Five reasons why the Celtics are the best fit for Kyrie Irving
BOSTON – Kyrie Irving is coming to Boston, the kind of news that many Celtics fans are still letting sink in.
The four-time All-Star was the centerpiece of a blockbuster trade Tuesday night with the Celtics that sent two-time All-Star Isaiah Thomas, Jae Crowder, Ante Zizic and the rights to Brooklyn’s 2018 first round pick, to Cleveland in exchange for the 25-year-old Irving.
Irving’s availability came about when he asked for a trade on July 21, setting off a slew of teams lining up to make sure the Cavs knew of their interest.
And while Cleveland’s preference was to deal him to a team out West (in fact, ESPN's Marc Spears reported that the Warriors turned down an Irving-for-Klay Thompson deal), the Cavs eventually realized that the Celtics were the only team that could provide them with an All-Star (Thomas), a solid hit-the-ground running contributor (Crowder), young talent (Zizic) and a good draft pick (the Nets pick could potentially be the top overall selection in a strong draft).
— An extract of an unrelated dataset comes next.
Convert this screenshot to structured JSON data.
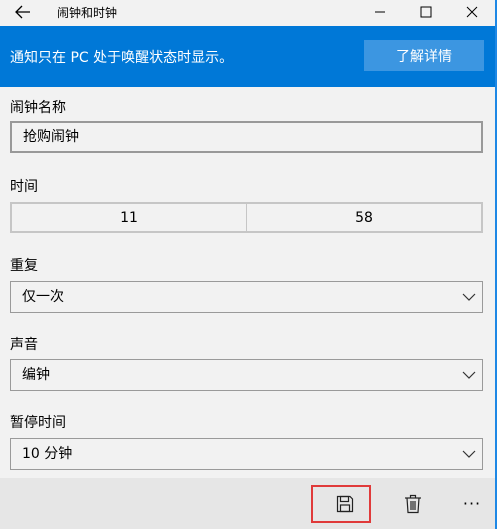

All those pieces mentioned make for a great fit for the Cavaliers, who will look to advance to the NBA Finals for a fourth consecutive season.
But what about the Celtics?
How does Irving’s arrival mesh with what this franchise has done under coach Brad Stevens?
Here are five reasons why the Celtics are a better fit for Irving.
5. New opportunity
Irving wanted to be an unquestioned leader of a quality team with a legit shot at making a deep playoff run and competing for an NBA title. Boston, which had the best record in the East last season and advanced to the Eastern Conference finals, meet all those needs. And with only four players returning who have a combined seven seasons in Boston, there is a very clear path for Irving to come in and lead the way, which has been reported was at the heart of why he wanted out in Cleveland.
Even though the Celtics have a lot of new faces, don’t think for a minute that their emphasis on great ball movement will disappear now that Irving is in town. The Celtics benefited heavily from Isaiah Thomas’ ability to break down defenders off the dribble. But in adding Irving, the Celtics have arguably the league’s best player at getting to the rim past opponents off the dribble. That skill, combined with a roster built on sharing the ball, will keep defenses guessing as to how the Celtics will attack.
3. Celtics’ present, future
If Irving had kept quiet about wanting to be out of Cleveland, the Cavaliers future would still be a murky one. LeBron James is expected to hit the free agent market next summer and has given Cleveland no indication as to what he wants to do beyond this season. In leaving Cleveland, Irving now finds himself on another team that has legitimate visions of making a deep playoff run. Still, unlike Cleveland, Irving is now on a roster that’s built to compete now as well as into the near future with a core of Irving, Gordon Hayward and Al Horford locked up for at least two more seasons, not to mention promising young players like Jaylen Brown and Jayson Tatum.
2. Celtics front office
When Cavs owner Dan Gilbert parted ways with then-GM David Griffin, it spelled the end of what was a promising relationship. In three seasons with Griffin as the orchestrator of the roster, Cleveland won an NBA title and advanced to the Finals in the other two seasons. To send a league executive with that track record for success packing certainly has to raise a few eyebrows. In Boston, Danny Ainge has a small but effective group of executives who have shown the ability to build a title winner and rebuild it to the point where they’re back in the chase just four years later with a completely revamped roster. Irving knows he’s part of an organization that’s not only about winning but allowing folks to do what they do best in order to keep the train of success rolling along.
1. Coach Brad Stevens
Brad Stevens was instrumental in helping the Celtics land Gordon Hayward, and his role will be paramount to Irving’s success with the Celtics. Stevens has been high on ball movement and strong defense since taking over in 2013 – neither of which necessarily plays to Irving’s strengths. But Stevens has proven himself capable of winning over players in large part because of his consistency both in his words, actions and presence. And it is that presence, more than anything else, that will help smooth the transition for Irving to Boston. In six seasons, Irving has had four different coaches, and that doesn’t include Mike Brown serving two separate stints as the Cavs' head man. Stevens isn’t going anywhere, anytime soon. For a player with Irving’s talent, having that kind of stability on the sideline will go far in him figuring out sooner rather than later what Stevens will need from him to be successful.